However, one revision should not be considered: the elimination of cash values. The simple truth is that cash values for life insurance are accepted and even expected, because standard nonforfeiture law provisions have trumpeted them for years. Consumers expect cash options for life insurance contracts that require pre-funding. It would be impossible to create enough disclosure to ward off complaints at termination if neither cash options nor loan provisions were offered.
Finally, cash values are needed to strengthen the standard nonforfeiture law's ability to eliminate lapse support.
The issue of nonforfeiture values is more than just an academic exercise. Today, the prevalence of industry mergers and acquisitions is generating more and more "orphaned or·phan
a. A child whose parents are dead.
b. A child who has been deprived of parental care and has not been adopted.
2. A young animal without a mother.
3. " blocks of lapse-supported business. Policyholders can find themselves at the mercy of "new" owners, whose emotional attachment and commitment to them and their policies is tenuous tenuous Intensive care adjective Referring to a 'touch-and-go,' uncertain, or otherwise 'iffy' clinical situation at best. In the past, the realities of the marketplace might have prevented the new company from treating its inherited inherited
received by inheritance.
inherited achondroplastic dwarfism
see achondroplastic dwarfism.
inherited combined immunodeficiency
see combined immune deficiency syndrome (disease). policyholders less than fairly. But with lapse-supported pricing, the company has a clear financial incentive to treat policyholders unfairly and actively encourage them to lapse. This puts policyholders in "no-win" territory--either stick with a company that doesn't want them, or lapse a policy with little or no surrender value.
What should protect policyholders is a standard nonforfeiture law that requires fair nonforfeiture values and applies to all life insurance contracts. What should protect them is a standard nonforfeiture law that requires "fair value" to help align the interests of both insurer and insured. Such a law would empower insureds by giving them some financial leverage in their otherwise mismatched dealings with insurers.

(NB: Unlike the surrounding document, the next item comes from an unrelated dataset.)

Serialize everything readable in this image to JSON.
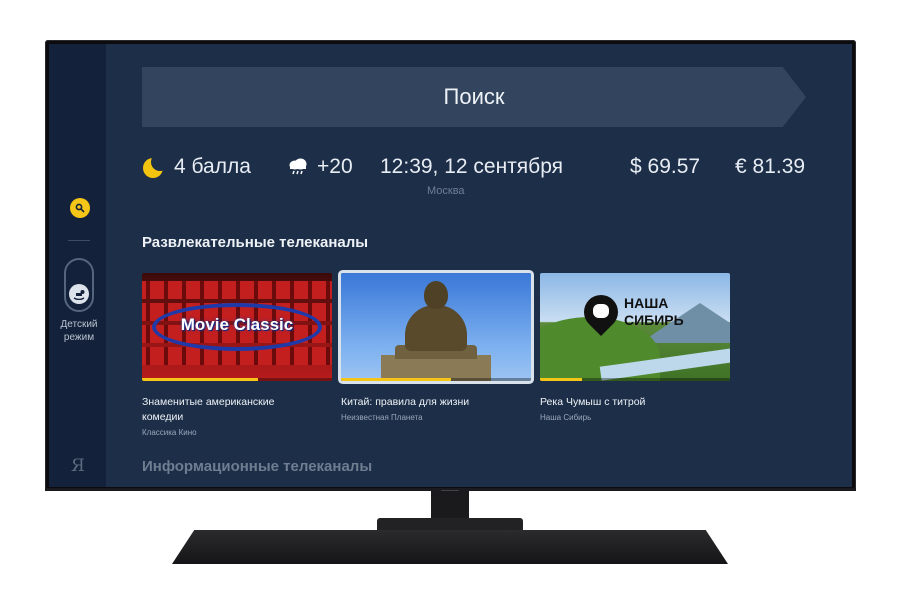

Without such laws, policyholders who find themselves in this position will be as powerless as the penniless pen·ni·less
1. Entirely without money.
2. Very poor. See Synonyms at poor.
penni·less·ly adv. individuals who fell prey to speculators in 19th-century England.
With some minor revisions, the standard nonforfeiture law can be as important and vital today as when it was introduced more than a century ago. To keep a great industry great, we must ensure that this law is maintained and strengthened.
William C. Koenig, FSA FSA Financial Services Authority
FSA Food Standards Agency (UK)
FSA Farm Service Agency (USDA)
FSA Financial Services Agency (Japan) , MAAA MAAA Member of the American Academy of Actuaries
MAAA Mid-America Arts Alliance
MAAA Model Aeronautical Association of Australia
MAAA Montreal Amateur Athletic Association (Quebec)
MAAA Metropolitan Area Agency on Aging , is senior vice president and chief actuary and Stephen H. Frankel, FSA, MAAA, is vice president-actuary at Northwestern Mutual Life Insurance Co., Milwaukee.